The Steve Jobs Effect...on the Backdating Scandal
Posted by: Peter Burrows on January 24, 2007
Call it a hunch, but I think there’s going to be a lot of Silicon Valley CEOs and other executives that owe Steve Jobs a big debt of gratitude in coming weeks and months—and not because they received an iPhone before the rest of us. Rather, it’s because of Jobs’ involvement in the options backdating scandal.
Here's why. For whatever reasons—and they could range from a principled belief in his innocence, to a pragmatic understanding of his importance to Apple’s financial well-being--Apple’s board has backed Jobs despite pressure that would have led many companies to have asked him long ago to resign for the good of the team. Certainly, plenty of lesser known CEOs have been forced out, based on far less evidence (publicly-disclosed evidence, anyway) of involvement in backdating than Apple has admitted about Jobs. Now that Apple’s board has decided to stand by its man, other boards will feel more free to stand by theirs, as well.
Take the news from networking supplier Foundry Networks. The company announced on Jan. 22 that Bobby Johnson would give up the title of chairman, but remain as CEO and president. While CFO Timothy Heffner resigned, why didn't the board push out Johnson entirely, as has occurred at companies from Brocade to McAfee to United Health?
Foundry didn't return my phone calls, but the company's explanation certainly seemed similar to Apple’s. Both Johnson and Jobs were clearly involved in a hands-on way in handing out options at artificially-sweetened prices (the lower the grant price, the more the recipient makes should the company’s stock rise). Foundry says Johnson assigned dates on backdated options “in a substantial number of cases.” According to Apple, Jobs knew about and even recommended dates on some of 6,000-plus backdated grants. But like Jobs--at least according to Apple’s board--Johnson did not personally benefit from any backdated grants. And Foundry said that Johnson, also like Jobs, did not understand the accounting rules that should have led Foundry to properly expense and pay taxes on these backdated options. (Remember that backdating is not illegal, so long as the backdated grants are accounted for properly and disclosed to shareholders).
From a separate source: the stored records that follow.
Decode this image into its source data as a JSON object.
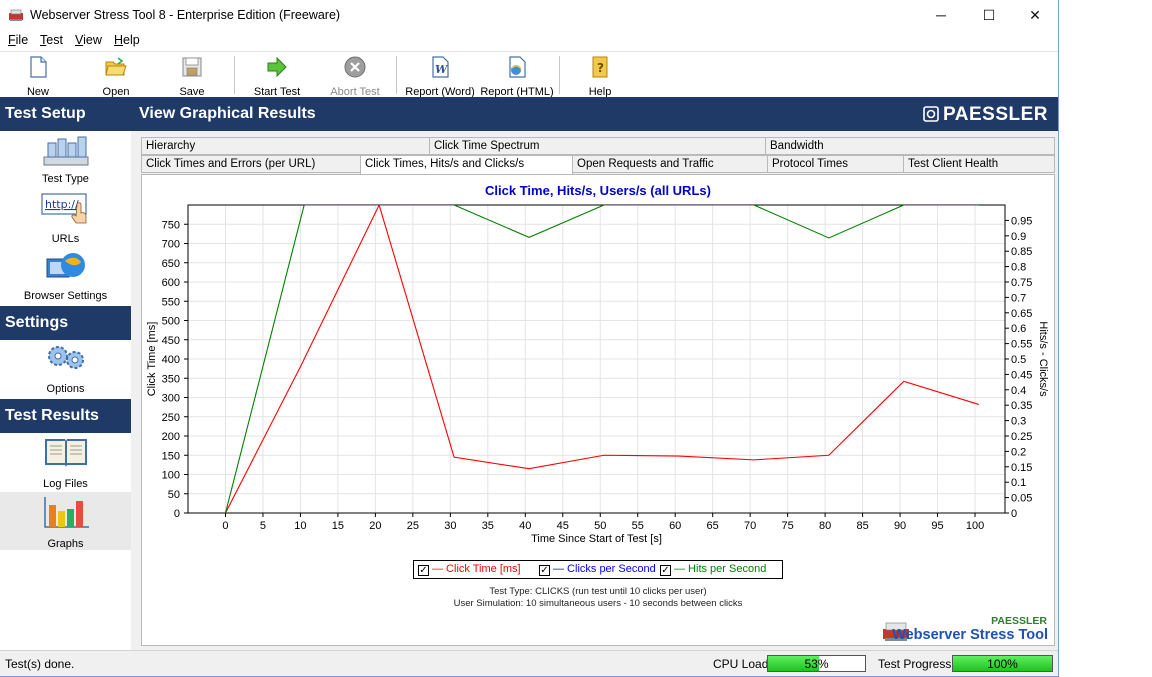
{
  "window": {
    "title": "Webserver Stress Tool 8 - Enterprise Edition (Freeware)",
    "minimize": "─",
    "maximize": "☐",
    "close": "✕"
  },
  "menu": [
    {
      "label": "File",
      "accel": "F",
      "rest": "ile"
    },
    {
      "label": "Test",
      "accel": "T",
      "rest": "est"
    },
    {
      "label": "View",
      "accel": "V",
      "rest": "iew"
    },
    {
      "label": "Help",
      "accel": "H",
      "rest": "elp"
    }
  ],
  "toolbar": {
    "new": "New",
    "open": "Open",
    "save": "Save",
    "start_test": "Start Test",
    "abort_test": "Abort Test",
    "report_word": "Report (Word)",
    "report_html": "Report (HTML)",
    "help": "Help"
  },
  "sidebar": {
    "test_setup": "Test Setup",
    "test_type": "Test Type",
    "urls": "URLs",
    "browser_settings": "Browser Settings",
    "settings": "Settings",
    "options": "Options",
    "test_results": "Test Results",
    "log_files": "Log Files",
    "graphs": "Graphs",
    "url_icon_text": "http://"
  },
  "main": {
    "title": "View Graphical Results",
    "brand": "PAESSLER"
  },
  "tabs": {
    "row1": [
      "Hierarchy",
      "Click Time Spectrum",
      "Bandwidth"
    ],
    "row2": [
      "Click Times and Errors (per URL)",
      "Click Times, Hits/s and Clicks/s",
      "Open Requests and Traffic",
      "Protocol Times",
      "Test Client Health"
    ],
    "active": "Click Times, Hits/s and Clicks/s"
  },
  "chart_data": {
    "type": "line",
    "title": "Click Time, Hits/s, Users/s (all URLs)",
    "xlabel": "Time Since Start of Test [s]",
    "ylabel": "Click Time [ms]",
    "y2label": "Hits/s - Clicks/s",
    "xlim": [
      -5,
      104
    ],
    "ylim": [
      0,
      800
    ],
    "y2lim": [
      0,
      1.0
    ],
    "xticks": [
      0,
      5,
      10,
      15,
      20,
      25,
      30,
      35,
      40,
      45,
      50,
      55,
      60,
      65,
      70,
      75,
      80,
      85,
      90,
      95,
      100
    ],
    "yticks": [
      0,
      50,
      100,
      150,
      200,
      250,
      300,
      350,
      400,
      450,
      500,
      550,
      600,
      650,
      700,
      750
    ],
    "y2ticks": [
      "0",
      "0.05",
      "0.1",
      "0.15",
      "0.2",
      "0.25",
      "0.3",
      "0.35",
      "0.4",
      "0.45",
      "0.5",
      "0.55",
      "0.6",
      "0.65",
      "0.7",
      "0.75",
      "0.8",
      "0.85",
      "0.9",
      "0.95"
    ],
    "grid": true,
    "series": [
      {
        "name": "Click Time [ms]",
        "axis": "left",
        "color": "#ff0000",
        "x": [
          0,
          10,
          20.5,
          30.5,
          40.5,
          50.5,
          60.5,
          70.5,
          80.5,
          90.5,
          100.5
        ],
        "y": [
          0,
          380,
          800,
          145,
          115,
          150,
          148,
          138,
          150,
          342,
          282
        ]
      },
      {
        "name": "Clicks per Second",
        "axis": "right",
        "color": "#0000ff",
        "x": [],
        "y": []
      },
      {
        "name": "Hits per Second",
        "axis": "right",
        "color": "#008000",
        "x": [
          0,
          10.5,
          30.5,
          40.5,
          50.5,
          70.5,
          80.5,
          90.5,
          100.5
        ],
        "y": [
          0,
          1.0,
          1.0,
          0.895,
          1.0,
          1.0,
          0.893,
          1.0,
          1.0
        ]
      }
    ]
  },
  "legend": {
    "click_time": "— Click Time [ms]",
    "clicks_per_second": "— Clicks per Second",
    "hits_per_second": "— Hits per Second",
    "check": "✓"
  },
  "info": {
    "line1": "Test Type: CLICKS (run test until 10 clicks per user)",
    "line2": "User Simulation: 10 simultaneous users - 10 seconds between clicks"
  },
  "branding": {
    "small": "PAESSLER",
    "product": "Webserver Stress Tool"
  },
  "status": {
    "message": "Test(s) done.",
    "cpu_label": "CPU Load:",
    "cpu_value": "53%",
    "cpu_fraction": 0.53,
    "progress_label": "Test Progress:",
    "progress_value": "100%",
    "progress_fraction": 1.0
  },
  "colors": {
    "header_bg": "#1f3a67",
    "title_blue": "#0000cc",
    "progress_green": "#22cc22"
  }
}
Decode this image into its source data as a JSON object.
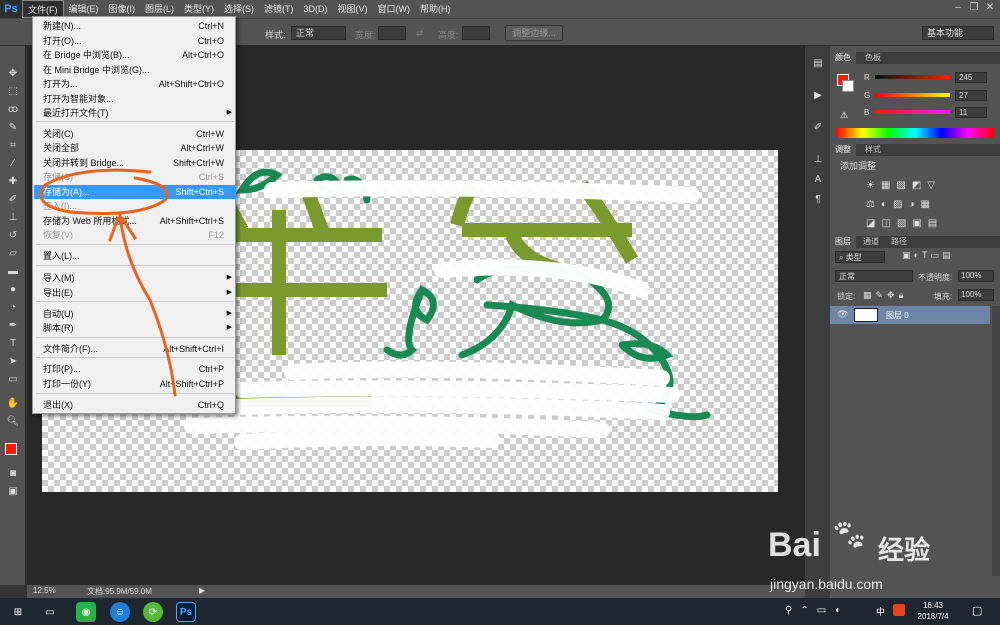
{
  "app": {
    "logo": "Ps"
  },
  "menubar": {
    "items": [
      "文件(F)",
      "编辑(E)",
      "图像(I)",
      "图层(L)",
      "类型(Y)",
      "选择(S)",
      "滤镜(T)",
      "3D(D)",
      "视图(V)",
      "窗口(W)",
      "帮助(H)"
    ]
  },
  "options": {
    "style_label": "样式:",
    "style_value": "正常",
    "width_label": "宽度:",
    "height_label": "高度:",
    "refine_button": "调整边缘...",
    "workspace": "基本功能"
  },
  "file_menu": [
    {
      "label": "新建(N)...",
      "shortcut": "Ctrl+N"
    },
    {
      "label": "打开(O)...",
      "shortcut": "Ctrl+O"
    },
    {
      "label": "在 Bridge 中浏览(B)...",
      "shortcut": "Alt+Ctrl+O"
    },
    {
      "label": "在 Mini Bridge 中浏览(G)...",
      "shortcut": ""
    },
    {
      "label": "打开为...",
      "shortcut": "Alt+Shift+Ctrl+O"
    },
    {
      "label": "打开为智能对象...",
      "shortcut": ""
    },
    {
      "label": "最近打开文件(T)",
      "shortcut": ""
    },
    {
      "label": "关闭(C)",
      "shortcut": "Ctrl+W"
    },
    {
      "label": "关闭全部",
      "shortcut": "Alt+Ctrl+W"
    },
    {
      "label": "关闭并转到 Bridge...",
      "shortcut": "Shift+Ctrl+W"
    },
    {
      "label": "存储(S)",
      "shortcut": "Ctrl+S"
    },
    {
      "label": "存储为(A)...",
      "shortcut": "Shift+Ctrl+S"
    },
    {
      "label": "签入(I)...",
      "shortcut": ""
    },
    {
      "label": "存储为 Web 所用格式...",
      "shortcut": "Alt+Shift+Ctrl+S"
    },
    {
      "label": "恢复(V)",
      "shortcut": "F12"
    },
    {
      "label": "置入(L)...",
      "shortcut": ""
    },
    {
      "label": "导入(M)",
      "shortcut": ""
    },
    {
      "label": "导出(E)",
      "shortcut": ""
    },
    {
      "label": "自动(U)",
      "shortcut": ""
    },
    {
      "label": "脚本(R)",
      "shortcut": ""
    },
    {
      "label": "文件简介(F)...",
      "shortcut": "Alt+Shift+Ctrl+I"
    },
    {
      "label": "打印(P)...",
      "shortcut": "Ctrl+P"
    },
    {
      "label": "打印一份(Y)",
      "shortcut": "Alt+Shift+Ctrl+P"
    },
    {
      "label": "退出(X)",
      "shortcut": "Ctrl+Q"
    }
  ],
  "status": {
    "zoom": "12.5%",
    "doc": "文档:95.9M/59.0M"
  },
  "color_panel": {
    "tabs": [
      "颜色",
      "色板"
    ],
    "r_label": "R",
    "g_label": "G",
    "b_label": "B",
    "r": "245",
    "g": "27",
    "b": "11",
    "foreground": "#f51b0b"
  },
  "adjust_panel": {
    "tabs": [
      "调整",
      "样式"
    ],
    "title": "添加调整"
  },
  "layers_panel": {
    "tabs": [
      "图层",
      "通道",
      "路径"
    ],
    "filter": "类型",
    "blend": "正常",
    "opacity_label": "不透明度:",
    "opacity": "100%",
    "lock_label": "锁定:",
    "fill_label": "填充:",
    "fill": "100%",
    "layer_name": "图层 0"
  },
  "taskbar": {
    "time": "16:43",
    "date": "2018/7/4",
    "ime": "中"
  },
  "watermark": {
    "brand": "Bai",
    "brand2": "经验",
    "url": "jingyan.baidu.com"
  }
}
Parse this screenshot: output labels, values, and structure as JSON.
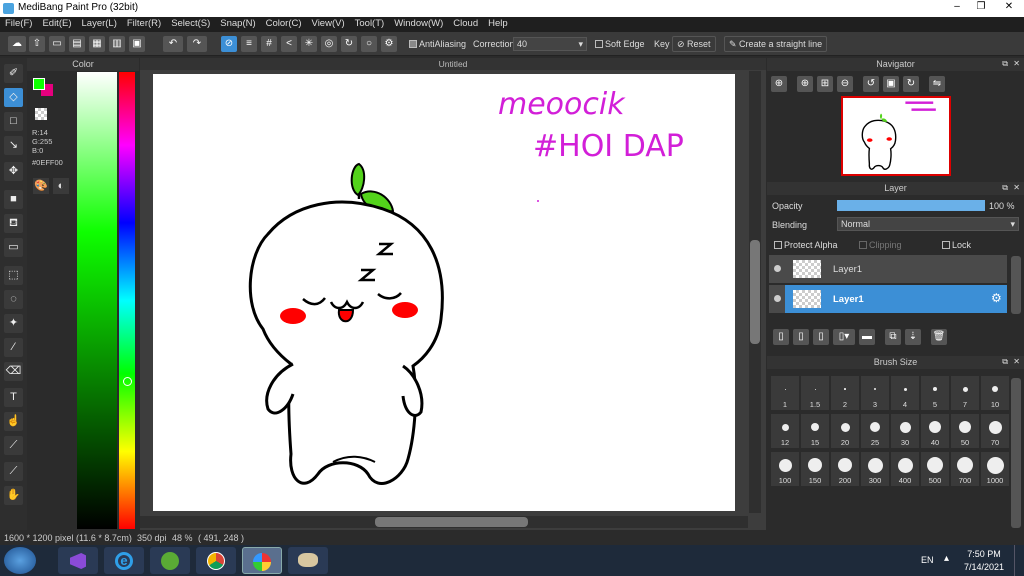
{
  "window": {
    "title": "MediBang Paint Pro (32bit)",
    "min": "–",
    "max": "❐",
    "close": "✕"
  },
  "menu": [
    "File(F)",
    "Edit(E)",
    "Layer(L)",
    "Filter(R)",
    "Select(S)",
    "Snap(N)",
    "Color(C)",
    "View(V)",
    "Tool(T)",
    "Window(W)",
    "Cloud",
    "Help"
  ],
  "toolbar": {
    "antialiasing_label": "AntiAliasing",
    "correction_label": "Correction",
    "correction_value": "40",
    "soft_edge_label": "Soft Edge",
    "key_label": "Key",
    "reset_label": "Reset",
    "straight_line_label": "Create a straight line"
  },
  "color_panel": {
    "title": "Color",
    "r": "R:14",
    "g": "G:255",
    "b": "B:0",
    "hex": "#0EFF00",
    "fg_color": "#0EFF00",
    "bg_color": "#E6007E"
  },
  "canvas": {
    "tab_title": "Untitled",
    "text_line1": "meoocik",
    "text_line2": "#HOI DAP",
    "text_color": "#D21FD8"
  },
  "navigator": {
    "title": "Navigator"
  },
  "layer_panel": {
    "title": "Layer",
    "opacity_label": "Opacity",
    "opacity_value": "100 %",
    "opacity_fraction": 1.0,
    "blending_label": "Blending",
    "blending_value": "Normal",
    "protect_alpha_label": "Protect Alpha",
    "clipping_label": "Clipping",
    "lock_label": "Lock",
    "layers": [
      {
        "name": "Layer1",
        "selected": false
      },
      {
        "name": "Layer1",
        "selected": true
      }
    ]
  },
  "brush_panel": {
    "title": "Brush Size",
    "sizes": [
      "1",
      "1.5",
      "2",
      "3",
      "4",
      "5",
      "7",
      "10",
      "12",
      "15",
      "20",
      "25",
      "30",
      "40",
      "50",
      "70",
      "100",
      "150",
      "200",
      "300",
      "400",
      "500",
      "700",
      "1000"
    ]
  },
  "status": {
    "pixels": "1600 * 1200 pixel",
    "cm": "(11.6 * 8.7cm)",
    "dpi": "350 dpi",
    "zoom": "48 %",
    "coords": "( 491, 248 )"
  },
  "taskbar": {
    "lang": "EN",
    "time": "7:50 PM",
    "date": "7/14/2021"
  }
}
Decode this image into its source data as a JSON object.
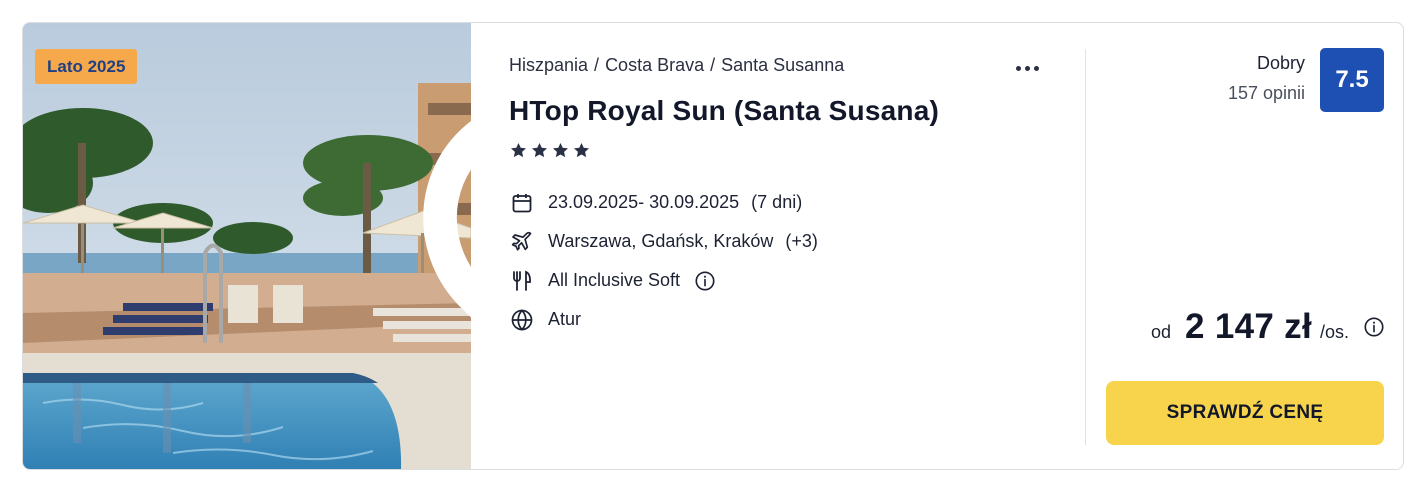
{
  "badge": {
    "label": "Lato 2025",
    "color": "#f6a94a"
  },
  "favorite": {
    "icon": "heart-icon"
  },
  "breadcrumb": [
    "Hiszpania",
    "Costa Brava",
    "Santa Susanna"
  ],
  "breadcrumb_separator": "/",
  "more_menu": {
    "icon": "more-dots-icon"
  },
  "hotel": {
    "name": "HTop Royal Sun (Santa Susana)",
    "stars": 4
  },
  "details": {
    "dates": "23.09.2025- 30.09.2025",
    "duration": "(7 dni)",
    "airports": "Warszawa, Gdańsk, Kraków",
    "airports_more": "(+3)",
    "board": "All Inclusive Soft",
    "operator": "Atur"
  },
  "rating": {
    "word": "Dobry",
    "count": "157 opinii",
    "score": "7.5",
    "score_color": "#1e4fb3"
  },
  "price": {
    "prefix": "od",
    "value": "2 147 zł",
    "suffix": "/os."
  },
  "cta": {
    "label": "SPRAWDŹ CENĘ",
    "color": "#f7d44c"
  }
}
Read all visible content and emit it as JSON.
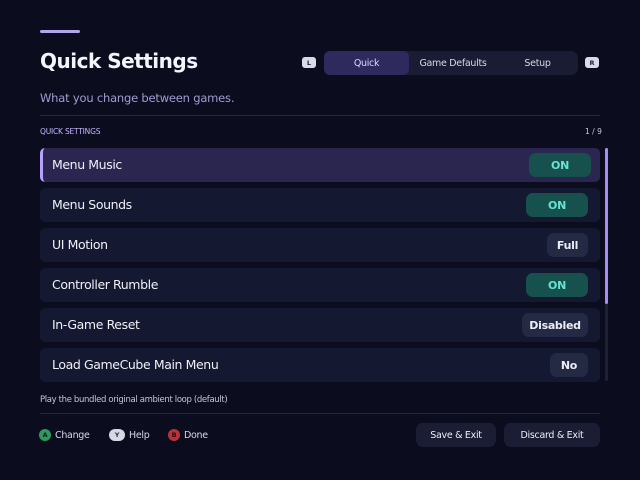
{
  "header": {
    "title": "Quick Settings",
    "subtitle": "What you change between games."
  },
  "tabs": {
    "left_shoulder": "L",
    "right_shoulder": "R",
    "items": [
      {
        "label": "Quick",
        "active": true
      },
      {
        "label": "Game Defaults",
        "active": false
      },
      {
        "label": "Setup",
        "active": false
      }
    ]
  },
  "section": {
    "label": "QUICK SETTINGS",
    "count": "1 / 9"
  },
  "settings": [
    {
      "label": "Menu Music",
      "value": "ON",
      "style": "toggle-on",
      "selected": true
    },
    {
      "label": "Menu Sounds",
      "value": "ON",
      "style": "toggle-on",
      "selected": false
    },
    {
      "label": "UI Motion",
      "value": "Full",
      "style": "value",
      "selected": false
    },
    {
      "label": "Controller Rumble",
      "value": "ON",
      "style": "toggle-on",
      "selected": false
    },
    {
      "label": "In-Game Reset",
      "value": "Disabled",
      "style": "value",
      "selected": false
    },
    {
      "label": "Load GameCube Main Menu",
      "value": "No",
      "style": "value",
      "selected": false
    }
  ],
  "scrollbar": {
    "visible_fraction": 0.67,
    "position_fraction": 0.0
  },
  "help_text": "Play the bundled original ambient loop (default)",
  "footer": {
    "hints": [
      {
        "glyph": "A",
        "label": "Change",
        "icon": "a-button-icon"
      },
      {
        "glyph": "Y",
        "label": "Help",
        "icon": "y-button-icon"
      },
      {
        "glyph": "B",
        "label": "Done",
        "icon": "b-button-icon"
      }
    ],
    "save_label": "Save & Exit",
    "discard_label": "Discard & Exit"
  },
  "colors": {
    "background": "#0b0d1e",
    "accent": "#b7a3ff",
    "toggle_on_bg": "#17514d",
    "toggle_on_text": "#68e3d4",
    "a_button": "#2e9a5f",
    "b_button": "#b8323a"
  }
}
I don't know if Foundry's board was consciously trying to draft in Apple's wake, but you couldn't blame them if they were. Could there possibly be any better excuse for keeping Johnson employed than the "we didn't do anything Apple didn't do" defense? If Jobs can remain on the job—even amid press reports that he was interviewed last week by federal investigators—why not Johnson? He may not play on the grand stage that Jobs plays on (nor does he have Al Gore on his board, which could also tend to keep the Feds at bay. Even the boldest prosecutor would have to think hard before bringing charges against one of America’s most famous business icons, while also challenging the findings of an investigation co-run by a former and possibly future Presidential candidate). But Johnson is of similar relative importance in Foundry’s world. He co-founded the company in 1996, and is considered its architect and spiritual leader.
Of course, not every company that has admitted to backdating has thrown out its CEO. That could be because all CEOs are not created equal. "Boards that have successful CEOs tend to be more forgiving," says Xilinx CEO Wim Roelandts. "When you don't much care for the CEO, [the fact that backdating occurred on his or her watch] can be an excuse to get rid of him." By this yardstick, Apple's decision to circle the wagons around Jobs makes sense. He's unique, by most experts' calculation, in terms of his ability to get the most out of Apple.
Still, I predict Apple's handling of its backdating problem will impact decision-making in many other boardrooms. Before Jobs became embroiled in the scandal, the default response was to play it safe: announce a big restatement and oust the highest-ranking executives with any involvement, to show proper contrition and intention to reform to the Feds. Now, so long as evidence shows their CEO was less involved in backdating than Jobs was at Apple, there will be less pressure to automatically take the "throw-the-bums-out" route.
So is this a good thing? I think yes. A rush to judgment is never a good thing. Until government investigators turn over all the rocks to get all the facts, it's good for shareholders that neither Jobs or Johnson has gotten the boot--especially in the case of Apple, where analysts think the shares would plummet by 25% or more on such an announcement.
By the way, my sources continue to insist that Jobs is not a target of the government’s scrutiny.